Interface dataset entries:
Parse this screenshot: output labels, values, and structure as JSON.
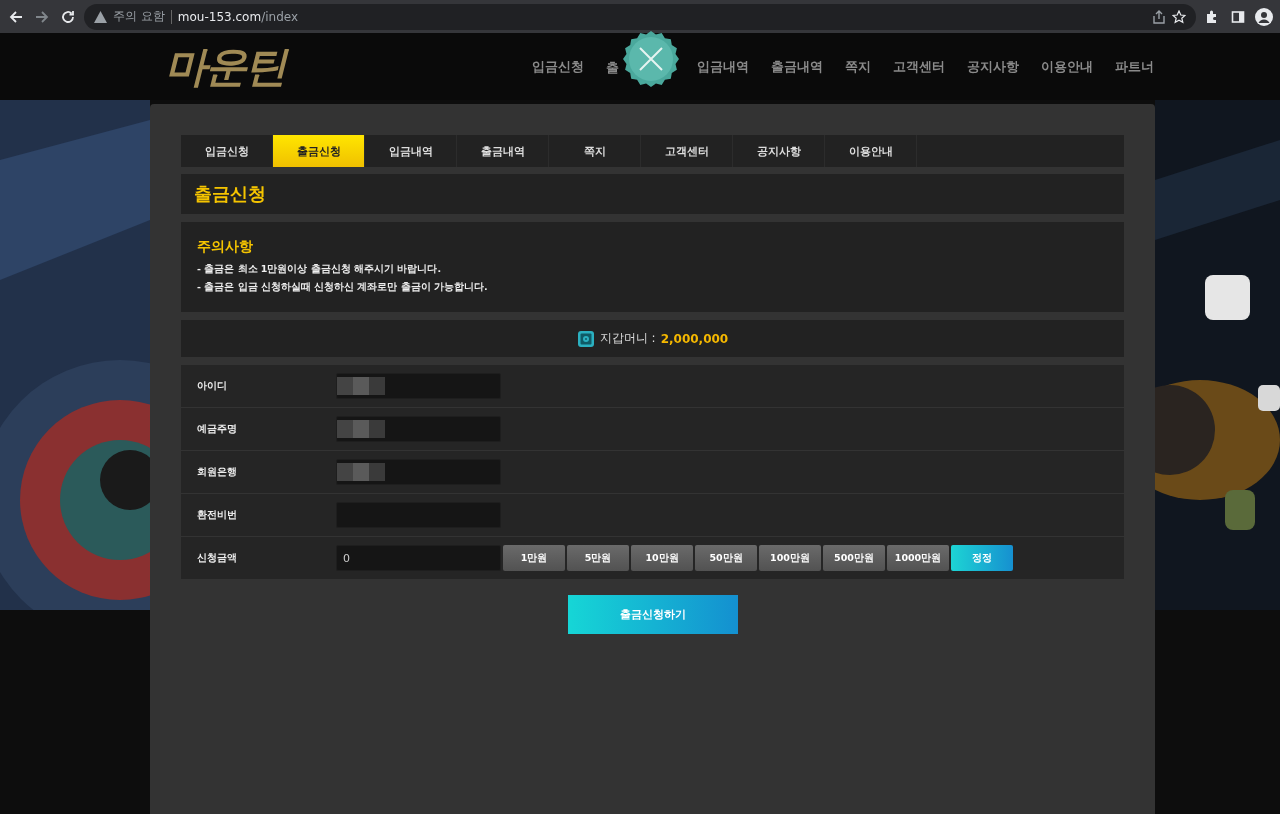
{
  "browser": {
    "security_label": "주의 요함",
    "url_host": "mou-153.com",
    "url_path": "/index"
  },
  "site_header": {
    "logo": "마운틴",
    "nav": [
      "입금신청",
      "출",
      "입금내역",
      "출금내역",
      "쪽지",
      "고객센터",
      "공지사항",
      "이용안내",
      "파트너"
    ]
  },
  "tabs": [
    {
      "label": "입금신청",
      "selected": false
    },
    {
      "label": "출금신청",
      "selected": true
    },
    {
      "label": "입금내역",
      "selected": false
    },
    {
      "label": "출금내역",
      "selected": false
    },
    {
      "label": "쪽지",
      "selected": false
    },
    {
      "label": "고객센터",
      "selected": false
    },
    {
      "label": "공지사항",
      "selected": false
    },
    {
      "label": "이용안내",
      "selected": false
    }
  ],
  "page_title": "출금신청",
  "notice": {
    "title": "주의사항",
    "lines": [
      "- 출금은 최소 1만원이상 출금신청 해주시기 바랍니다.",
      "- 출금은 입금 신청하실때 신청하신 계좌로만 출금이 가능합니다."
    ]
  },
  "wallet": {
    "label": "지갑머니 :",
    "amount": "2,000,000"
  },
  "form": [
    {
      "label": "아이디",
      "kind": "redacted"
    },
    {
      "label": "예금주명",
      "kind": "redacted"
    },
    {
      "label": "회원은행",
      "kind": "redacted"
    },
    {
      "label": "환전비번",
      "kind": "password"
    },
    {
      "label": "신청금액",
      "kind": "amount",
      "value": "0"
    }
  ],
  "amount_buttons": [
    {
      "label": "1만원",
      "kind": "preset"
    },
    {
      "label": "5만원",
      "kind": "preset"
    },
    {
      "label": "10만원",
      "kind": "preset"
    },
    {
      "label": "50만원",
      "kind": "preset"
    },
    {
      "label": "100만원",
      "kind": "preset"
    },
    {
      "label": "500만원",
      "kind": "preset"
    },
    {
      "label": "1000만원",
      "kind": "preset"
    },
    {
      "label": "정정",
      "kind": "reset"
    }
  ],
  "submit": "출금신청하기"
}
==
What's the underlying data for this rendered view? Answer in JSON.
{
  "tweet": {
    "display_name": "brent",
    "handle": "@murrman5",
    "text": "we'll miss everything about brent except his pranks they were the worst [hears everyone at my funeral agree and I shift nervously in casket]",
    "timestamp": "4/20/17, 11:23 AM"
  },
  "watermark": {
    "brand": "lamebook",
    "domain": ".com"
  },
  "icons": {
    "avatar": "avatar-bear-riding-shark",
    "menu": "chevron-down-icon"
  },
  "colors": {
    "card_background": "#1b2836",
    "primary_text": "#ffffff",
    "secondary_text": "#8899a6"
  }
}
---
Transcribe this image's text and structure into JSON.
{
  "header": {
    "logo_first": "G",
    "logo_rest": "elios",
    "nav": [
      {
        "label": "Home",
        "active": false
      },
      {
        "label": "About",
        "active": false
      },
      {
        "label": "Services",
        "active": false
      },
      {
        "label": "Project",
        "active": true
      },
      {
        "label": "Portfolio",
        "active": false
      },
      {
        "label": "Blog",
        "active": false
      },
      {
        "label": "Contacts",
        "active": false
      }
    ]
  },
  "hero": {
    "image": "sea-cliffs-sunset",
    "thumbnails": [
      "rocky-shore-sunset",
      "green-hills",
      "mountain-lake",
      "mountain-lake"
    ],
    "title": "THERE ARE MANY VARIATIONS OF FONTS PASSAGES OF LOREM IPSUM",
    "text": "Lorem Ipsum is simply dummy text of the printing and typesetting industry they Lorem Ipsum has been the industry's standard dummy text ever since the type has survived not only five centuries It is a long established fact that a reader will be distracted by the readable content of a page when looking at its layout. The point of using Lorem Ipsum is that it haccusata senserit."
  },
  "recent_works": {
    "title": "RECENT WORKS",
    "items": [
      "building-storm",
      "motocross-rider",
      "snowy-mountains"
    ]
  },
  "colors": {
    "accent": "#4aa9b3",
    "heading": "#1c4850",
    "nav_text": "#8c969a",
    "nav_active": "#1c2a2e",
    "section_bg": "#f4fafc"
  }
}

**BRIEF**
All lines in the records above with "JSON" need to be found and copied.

**COMPLETED EXERCISE**
Parse this screenshot: output labels, values, and structure as JSON.
What's the underlying data for this rendered view? Answer in JSON.
Transcribe this image's text and structure into JSON.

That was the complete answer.